The Financial Times on 20 August quoted the Boston-based asset manager, James Montier (whose job it is to know these things) that, “The US stock market looks increasingly like the hapless Wile E. Coyote, running off the edge of a cliff in pursuit of the pesky Roadrunner but not yet realising the ground beneath his feet had run out some time ago.”
This anecdote cannot hide the fear and chill that the capitalist class has for the future. The coronavirus pandemic has increased the descent into to chaos of the world economy. What Marx foresaw everyone can see. Capitalism just lurches from one crisis to another. They are provoking both wars and revolutions. Wars take place when capitalist states try to shift the burden of a crisis to their rivals and upon the shoulders of their working class, as happened in the First and Second World Wars. Revolutions occur when it is the masses that say they will not pay and set about throwing out the old ruling class, as in Russia in 1917.
Furloughed workers face 80% pay cuts
If we look at Britain, we see a recession coming thick and fast. With the governments’ “furlough” scheme ending in October, many workers are fearful of what lies ahead. While the UK stops furlough in October Germany has just announced they will extend their plan a full two years. This reveals the contrast between the two economies.
In Britain, with its industry hollowed out after years of right-wing policies, the working class has been left with jobs such as working in call centres, retail and fast food which can just disappear. While in Germany an industrial base remains their capitalist class attacks the German working class with the steady erosion of their living standards, and conducts foreign interference in oppressed countries as in South Africa[i].
The end of furlough will mean employers trying to slash wages. The Financial Times on 25 August reported a strategist from JPMorgan Asset Management as saying furloughed workers will be told: “you can come back on 80 per cent of your pay, or we let you go”.
While the crisis intensifies, we hear the mouthpiece of the Tory Party, The Daily Telegraph calling for the return of Grammar schools as if a return to the class ridden 1950s is what the country needs.
From crisis to crisis
The bleak truth is that wages are now falling and job security is at an all time low (seven people chasing every job!) and a severe recession facing Britain.
Marx in Capital identified that the working class only creates value, but as by magic, the capitalist class claimed that it was all theirs. Marx went on to explain that capitalism tends to produce too much and therefore enters a regular pattern of booms and busts as it chases profit. We are now in the eye of the “bust”.
To illustrate the depth of the panic within financial circles, no one is sure what will happen next. The release of vast amounts of money by governments should in theory stoke up inflation, but the precarious state of the global capitalist system means that there could easily be a slump and instead of inflation we will see deflation.
No room for faith in capitalism
The Roadrunner observation points to the fact that despite capitalism being in extreme crisis, the stock markets, especially the US stock market indicator, the S&P 500, are at record highs. In explaining the reasons, it is pointed out that the highs are due to the tech stocks like Apple, which has just become the first $2 trillion company. But these values also reflect the dire alternatives that investors have to face. In addition to keeping the capitalist economies breathing governments like the US and Britain have created money by quantitative easing. This merely inflates the bubbles, which busts with even greater force. As we reported previously, many investors are looking at risker and riskier investments, which add to the certainty that, like Roadrunner, it will not end well.

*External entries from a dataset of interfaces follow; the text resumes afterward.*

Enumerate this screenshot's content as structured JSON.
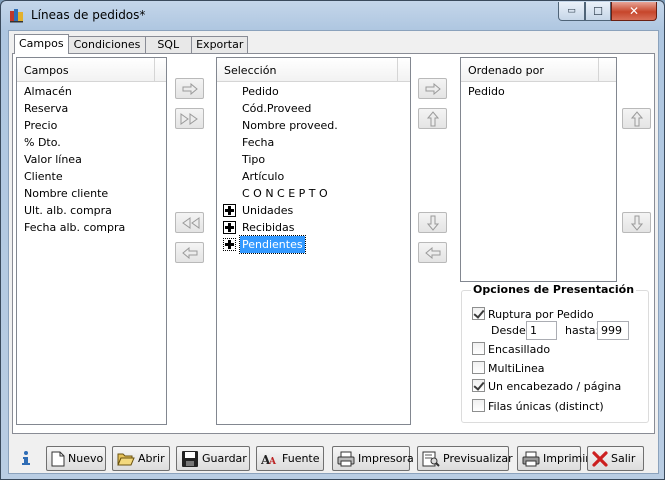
{
  "window": {
    "title": "Líneas de pedidos*",
    "min_glyph": "▭",
    "max_glyph": "☐",
    "close_glyph": "✕"
  },
  "tabs": [
    {
      "label": "Campos",
      "active": true
    },
    {
      "label": "Condiciones",
      "active": false
    },
    {
      "label": "SQL",
      "active": false
    },
    {
      "label": "Exportar",
      "active": false
    }
  ],
  "campos": {
    "header": "Campos",
    "items": [
      "Almacén",
      "Reserva",
      "Precio",
      "% Dto.",
      "Valor línea",
      "Cliente",
      "Nombre cliente",
      "Ult. alb. compra",
      "Fecha alb. compra"
    ]
  },
  "seleccion": {
    "header": "Selección",
    "items": [
      {
        "label": "Pedido",
        "expandable": false
      },
      {
        "label": "Cód.Proveed",
        "expandable": false
      },
      {
        "label": "Nombre proveed.",
        "expandable": false
      },
      {
        "label": "Fecha",
        "expandable": false
      },
      {
        "label": "Tipo",
        "expandable": false
      },
      {
        "label": "Artículo",
        "expandable": false
      },
      {
        "label": "C O N C E P T O",
        "expandable": false
      },
      {
        "label": "Unidades",
        "expandable": true
      },
      {
        "label": "Recibidas",
        "expandable": true
      },
      {
        "label": "Pendientes",
        "expandable": true,
        "selected": true
      }
    ]
  },
  "ordenado": {
    "header": "Ordenado por",
    "items": [
      "Pedido"
    ]
  },
  "opciones": {
    "title": "Opciones de Presentación",
    "ruptura": {
      "label": "Ruptura por Pedido",
      "checked": true
    },
    "desde_label": "Desde:",
    "desde_value": "1",
    "hasta_label": "hasta:",
    "hasta_value": "999",
    "encasillado": {
      "label": "Encasillado",
      "checked": false
    },
    "multilinea": {
      "label": "MultiLinea",
      "checked": false
    },
    "encabezado": {
      "label": "Un encabezado / página",
      "checked": true
    },
    "filas_unicas": {
      "label": "Filas únicas (distinct)",
      "checked": false
    }
  },
  "toolbar": {
    "nuevo": "Nuevo",
    "abrir": "Abrir",
    "guardar": "Guardar",
    "fuente": "Fuente",
    "impresora": "Impresora",
    "previsualizar": "Previsualizar",
    "imprimir": "Imprimir",
    "salir": "Salir"
  },
  "colors": {
    "selection": "#3399ff",
    "close_button": "#c7462b",
    "arrow_gray": "#9a9a9a"
  }
}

The immediate result of all the money the US has pumped into the financial system is that the $ is at a two year low, but gold has risen to over $2,000 an ounce. Everything is now in the air. The price of gold along with other commodities could as quickly collapse as could the bond markets and stock exchanges.
The depth of the crisis means that workers and youth must organise to make their future just as in Lebanon and Belarus. This has to be by the independent struggle of workers, youth and all oppressed fighting all the backsliding that is going on in the unions.

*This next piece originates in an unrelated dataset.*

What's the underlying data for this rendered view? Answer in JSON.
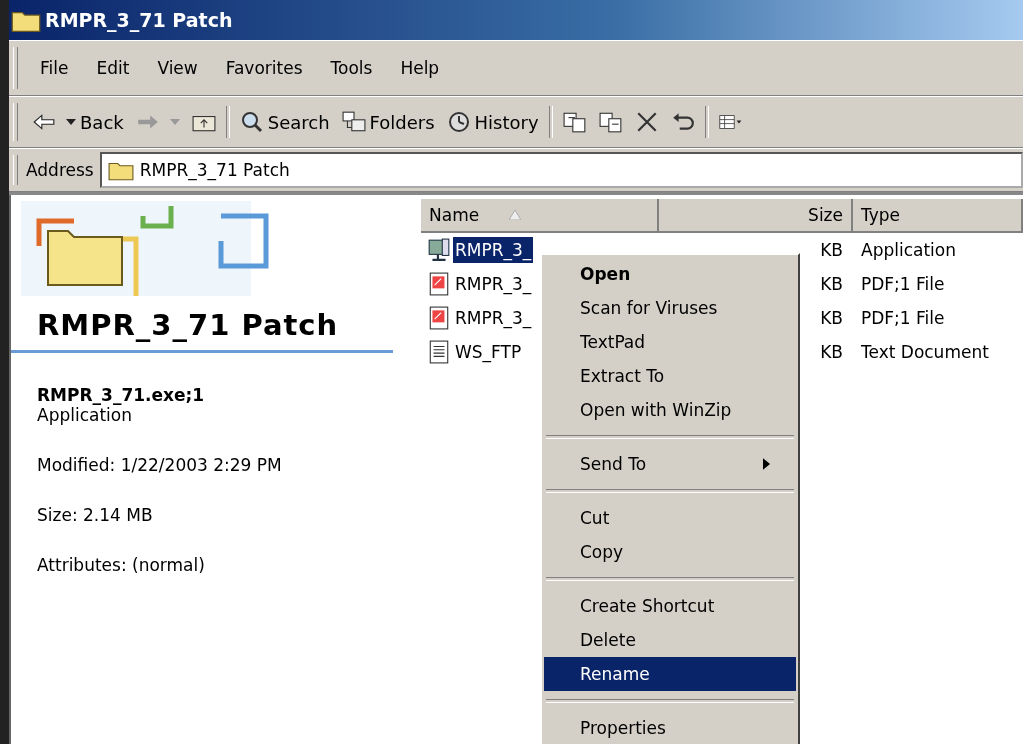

Many unions are not matching the need to fight the employers and government. Their money keeps on rolling in while they save considerable sums by keeping offices closed. The forthcoming TUC congress will be decided by General Secretaries alone, but any union member can watch the show!
Union leaderships are using COVID-19 to close down democracy, where they can. Some unions are meeting at all levels, as always it is the rank and file that are setting the struggle against job losses and other attacks.
The deepening economic crisis means that we have to make a great class alliance of all workers sectors of unions, neighbourhoods, oppressed and draw sections of the middle class to support this struggle (their only way out) against the increasing attacks and build leaderships that will fight to the end. Only the united mass struggle for socialism and revolution by workers to end capitalism can face the international crises.